§ Task directions:
Word for word, copy out the entries below, but not the pictures in them.
[Excerpted records — start]
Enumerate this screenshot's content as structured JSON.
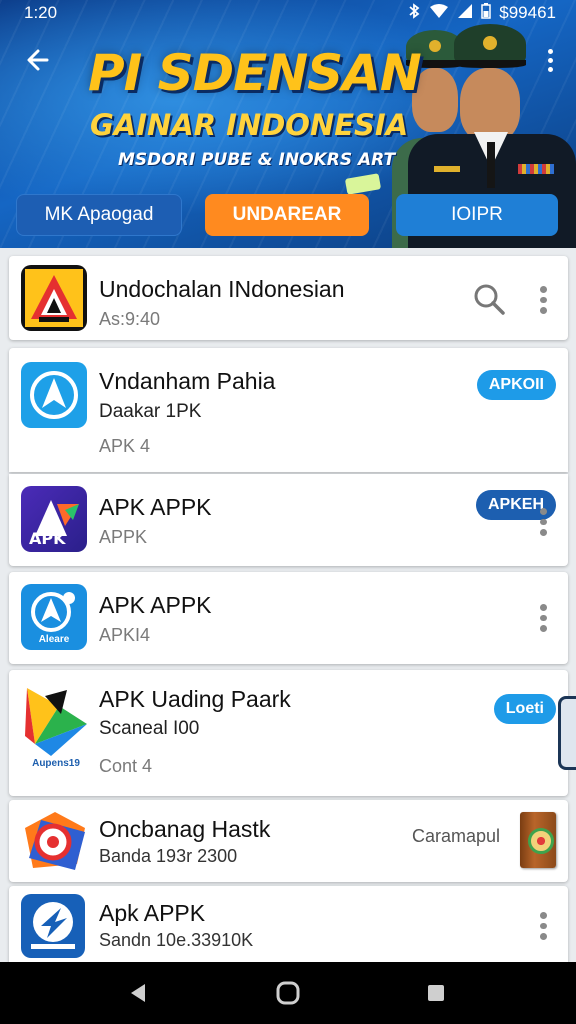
{
  "status_bar": {
    "time": "1:20",
    "right_text": "$99461",
    "icons": [
      "bluetooth-icon",
      "wifi-icon",
      "signal-icon",
      "battery-icon"
    ]
  },
  "header": {
    "title": "PI SDENSAN",
    "subtitle": "GAINAR INDONESIA",
    "tagline": "MSDORI PUBE & INOKRS ART",
    "tabs": [
      {
        "label": "MK Apaogad"
      },
      {
        "label": "UNDAREAR"
      },
      {
        "label": "IOIPR"
      }
    ]
  },
  "apps": [
    {
      "title": "Undochalan INdonesian",
      "meta": "As:9:40"
    },
    {
      "title": "Vndanham Pahia",
      "line2": "Daakar 1PK",
      "meta": "APK 4",
      "button": "APKOII"
    },
    {
      "title": "APK APPK",
      "meta": "APPK",
      "button": "APKEH"
    },
    {
      "title": "APK APPK",
      "meta": "APKI4",
      "icon_caption": "Aleare"
    },
    {
      "title": "APK Uading Paark",
      "line2": "Scaneal I00",
      "meta": "Cont 4",
      "button": "Loeti",
      "icon_caption": "Aupens19"
    },
    {
      "title": "Oncbanag Hastk",
      "meta": "Banda 193r 2300",
      "side_text": "Caramapul"
    },
    {
      "title": "Apk APPK",
      "meta": "Sandn 10e.33910K"
    }
  ],
  "colors": {
    "banner_dark": "#0d3f8c",
    "banner_mid": "#1566c4",
    "tab_orange": "#ff8a1f",
    "pill_light": "#1e9be8",
    "pill_dark": "#1d5fb0",
    "title_yellow": "#ffc21a"
  }
}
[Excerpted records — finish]
§ Response:
Enumerate this screenshot's content as structured JSON.
{
  "status_bar": {
    "time": "1:20",
    "right_text": "$99461",
    "icons": [
      "bluetooth-icon",
      "wifi-icon",
      "signal-icon",
      "battery-icon"
    ]
  },
  "header": {
    "title": "PI SDENSAN",
    "subtitle": "GAINAR INDONESIA",
    "tagline": "MSDORI PUBE & INOKRS ART",
    "tabs": [
      {
        "label": "MK Apaogad"
      },
      {
        "label": "UNDAREAR"
      },
      {
        "label": "IOIPR"
      }
    ]
  },
  "apps": [
    {
      "title": "Undochalan INdonesian",
      "meta": "As:9:40"
    },
    {
      "title": "Vndanham Pahia",
      "line2": "Daakar 1PK",
      "meta": "APK 4",
      "button": "APKOII"
    },
    {
      "title": "APK APPK",
      "meta": "APPK",
      "button": "APKEH"
    },
    {
      "title": "APK APPK",
      "meta": "APKI4",
      "icon_caption": "Aleare"
    },
    {
      "title": "APK Uading Paark",
      "line2": "Scaneal I00",
      "meta": "Cont 4",
      "button": "Loeti",
      "icon_caption": "Aupens19"
    },
    {
      "title": "Oncbanag Hastk",
      "meta": "Banda 193r 2300",
      "side_text": "Caramapul"
    },
    {
      "title": "Apk APPK",
      "meta": "Sandn 10e.33910K"
    }
  ],
  "colors": {
    "banner_dark": "#0d3f8c",
    "banner_mid": "#1566c4",
    "tab_orange": "#ff8a1f",
    "pill_light": "#1e9be8",
    "pill_dark": "#1d5fb0",
    "title_yellow": "#ffc21a"
  }
}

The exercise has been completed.